As community bankers, however, we don’t stop at the numbers. Hard, empirical performance measures—such as return on average assets, return on average equity and efficiency ratios—are only the beginning when it comes to any community bank’s success. While we are for-profit businesses balancing the needs of our customers, shareholders and employees, we also have a direct stake in the success of our customers and communities, which depend on us every day.

For these reasons, many other critical but less quantifiable pieces are part of the puzzle of success and excellence for community banks. Those factors involve intangibles like how well we maintain high staff involvement and morale, sustain superior customer service, as well as support the economic well-being of our customers and communities. Our institutions constantly balance these different priorities and always strive to find ways to do better.

Take for instance my community bank, The Peoples Bank Co. in Coldwater, Ohio. To maintain a highly efficient bank, we make sure that all members of our staff are involved in continually improving our institution. This means every process and position is constantly evaluated to see if there’s a way we can do things better. Can we make an individual employee’s role more productive? Is there a way to make a task more efficient, secure or constructive? As community bankers, we all routinely ask ourselves these questions every day. And from my experience, community banks that consistently achieve their goals engrain such a culture of rigorous excellence at all levels of their management and staff.

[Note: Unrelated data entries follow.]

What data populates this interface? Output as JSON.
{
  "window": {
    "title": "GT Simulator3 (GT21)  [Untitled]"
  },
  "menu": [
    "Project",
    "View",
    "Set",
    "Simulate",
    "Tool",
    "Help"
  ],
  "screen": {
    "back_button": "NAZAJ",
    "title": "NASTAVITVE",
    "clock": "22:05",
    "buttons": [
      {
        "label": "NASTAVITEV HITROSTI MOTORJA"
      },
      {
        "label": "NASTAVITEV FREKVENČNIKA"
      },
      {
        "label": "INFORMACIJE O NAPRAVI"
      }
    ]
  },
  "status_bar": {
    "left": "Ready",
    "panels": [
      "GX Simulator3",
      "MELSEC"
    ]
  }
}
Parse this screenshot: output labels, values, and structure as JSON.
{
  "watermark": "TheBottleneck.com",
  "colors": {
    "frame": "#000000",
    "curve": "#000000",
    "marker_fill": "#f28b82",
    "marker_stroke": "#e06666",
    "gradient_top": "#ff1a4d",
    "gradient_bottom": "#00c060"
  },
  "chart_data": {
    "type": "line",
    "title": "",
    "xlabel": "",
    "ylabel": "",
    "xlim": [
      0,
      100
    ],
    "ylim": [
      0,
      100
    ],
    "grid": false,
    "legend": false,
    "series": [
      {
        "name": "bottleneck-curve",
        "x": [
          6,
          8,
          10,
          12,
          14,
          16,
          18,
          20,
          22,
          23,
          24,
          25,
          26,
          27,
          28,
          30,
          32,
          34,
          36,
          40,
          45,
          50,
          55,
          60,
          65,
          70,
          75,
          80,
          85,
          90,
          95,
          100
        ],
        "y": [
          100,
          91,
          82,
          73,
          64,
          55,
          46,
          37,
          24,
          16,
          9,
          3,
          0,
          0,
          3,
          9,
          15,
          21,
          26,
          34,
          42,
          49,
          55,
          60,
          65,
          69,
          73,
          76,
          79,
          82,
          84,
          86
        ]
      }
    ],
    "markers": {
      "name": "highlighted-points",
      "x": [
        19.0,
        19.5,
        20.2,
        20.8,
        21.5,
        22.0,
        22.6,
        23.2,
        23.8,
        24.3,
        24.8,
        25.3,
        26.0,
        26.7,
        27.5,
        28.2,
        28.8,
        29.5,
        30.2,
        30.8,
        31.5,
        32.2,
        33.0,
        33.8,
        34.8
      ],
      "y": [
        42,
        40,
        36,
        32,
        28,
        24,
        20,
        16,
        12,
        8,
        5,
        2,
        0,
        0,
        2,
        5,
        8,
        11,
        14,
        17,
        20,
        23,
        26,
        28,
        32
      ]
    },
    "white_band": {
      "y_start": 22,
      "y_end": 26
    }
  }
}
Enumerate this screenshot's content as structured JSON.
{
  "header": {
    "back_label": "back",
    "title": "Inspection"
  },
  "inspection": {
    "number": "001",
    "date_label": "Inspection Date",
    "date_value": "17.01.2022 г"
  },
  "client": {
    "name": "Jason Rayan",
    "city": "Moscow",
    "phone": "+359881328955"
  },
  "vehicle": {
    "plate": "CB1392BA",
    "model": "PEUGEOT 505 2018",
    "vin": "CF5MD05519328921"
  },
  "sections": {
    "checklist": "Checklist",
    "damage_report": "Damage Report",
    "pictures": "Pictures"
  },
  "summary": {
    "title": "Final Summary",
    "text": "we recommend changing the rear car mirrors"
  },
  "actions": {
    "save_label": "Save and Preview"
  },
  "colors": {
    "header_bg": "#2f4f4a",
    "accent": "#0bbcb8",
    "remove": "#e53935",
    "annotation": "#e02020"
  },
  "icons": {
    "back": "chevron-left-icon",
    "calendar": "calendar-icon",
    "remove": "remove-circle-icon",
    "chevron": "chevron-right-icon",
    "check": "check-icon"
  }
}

While there is no silver bullet for making a community bank more efficient, there are also more than 1,000 ways for a community bank to be successful—and to define success on its own terms.
About a quarter of all counties in the United States are served only by a single community bank and no other financial institution. The numbers to profitably support a quick-buck, transaction-driven big bank don’t add up in those counties—that’s why the megabanks aren’t there. But that’s where community banks step up and make a difference by operating balanced, efficient, resourceful and conscientious financial institutions that serve a wide range of needs. Our community banks operate for the long haul and the best interests of all the people we serve. Of course, that’s what makes community banks and community bankers ambassadors of financial excellence.

Enjoy reading about this year’s top-performing member community banks in this month’s issue of Independent Banker, starting on page 20. But remember that every community bank, whether it appears on this year’s lists or not, is inherently a best-performing bank for its community. At its heart, that is what our great, marvelously diverse industry is truly about.

Jack Hartings is president and CEO of The Peoples Bank Co. in Coldwater, Ohio.